That year he appeared in a role on the final season of the Angie Dickinson television series Police Woman. Stigwood and Carr would work including 1978 Oscar-winner The Deer Hunter; the following year, 1979, he produced the Village People film musical Can't Stop The Music, a production which, while campy, steered clear of addressing the band members' presumed homosexuality in the script. Again he orchestrated a lavish series of premieres and a television special that co-starred his friends Hefner and Cher, but the film was released in 1980, after the crash of the disco craze, as a result, it was a major flop. Because of this, Carr "won" the first annual Golden Raspberry Award for Worst Film, in 1981. Undaunted, he went on to produce Grease 2 which, while nowhere near the hit of its predecessor, was not the financial loss that Can't Stop The Music had been; when Carr was in Paris for the premiere of Grease, a friend took him to see a play about a gay couple, La Cage aux Folles. By this time in his career, Carr was ready to face the gay theme head on.
Returning to Broadway he produced a musical version of the 1973 play, which had since been made into a French film, would be remade as an American film called The Birdcage. With a book by Harvey Fierstein and music and lyrics by Jerry Herman, the show opened in 1983 and was a huge success, running for five years and 1,761 performances. Nominated in 1984 for eight Drama Desk Awards and eight Tony Awards, the show won three Drama Desks and an impressive six Tonys, including a "Best Musical" win for Carr. Carr's reputation for hosting expensive and lavish parties and creating spectacular production numbers led AMPAS to hire him to produce the 61st Academy Awards and create the show based on his promise that he would turn it around from the dry, dull show it had been in previous years.

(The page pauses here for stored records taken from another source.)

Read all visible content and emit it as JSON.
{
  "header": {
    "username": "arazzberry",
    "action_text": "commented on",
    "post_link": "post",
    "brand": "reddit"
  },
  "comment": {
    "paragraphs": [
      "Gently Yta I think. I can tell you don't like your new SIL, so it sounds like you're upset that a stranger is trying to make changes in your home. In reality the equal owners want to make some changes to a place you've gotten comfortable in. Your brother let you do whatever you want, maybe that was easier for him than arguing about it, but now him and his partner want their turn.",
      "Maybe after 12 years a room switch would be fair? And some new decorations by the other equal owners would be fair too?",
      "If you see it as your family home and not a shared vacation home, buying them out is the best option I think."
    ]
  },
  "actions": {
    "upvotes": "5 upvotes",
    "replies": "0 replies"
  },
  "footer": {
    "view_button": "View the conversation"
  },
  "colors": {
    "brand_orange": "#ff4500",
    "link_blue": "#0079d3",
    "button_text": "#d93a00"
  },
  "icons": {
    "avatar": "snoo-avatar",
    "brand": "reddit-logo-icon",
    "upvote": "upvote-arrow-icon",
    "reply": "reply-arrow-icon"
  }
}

Promising "the antithesis of tacky," it proved to be a disaster culminating in the infamous pairing of Snow White and Rob Lowe singing a parody of "Proud Mary." Before that, when Snow White first entered the theater from the rear, she seemed to surprise and put-off the movie stars she was singing to, using a high-pitched imitation of the Disney cartoon.
During the main number, before Rob Lowe's entrance, a crooning Merv Griffin introduced a procession of once famous Hollywood stars ranging from Alice Faye to Roy Rogers and Dale Evans to Vincent Price, which seemed more forced than natural as the elders were guided across the stage by male dance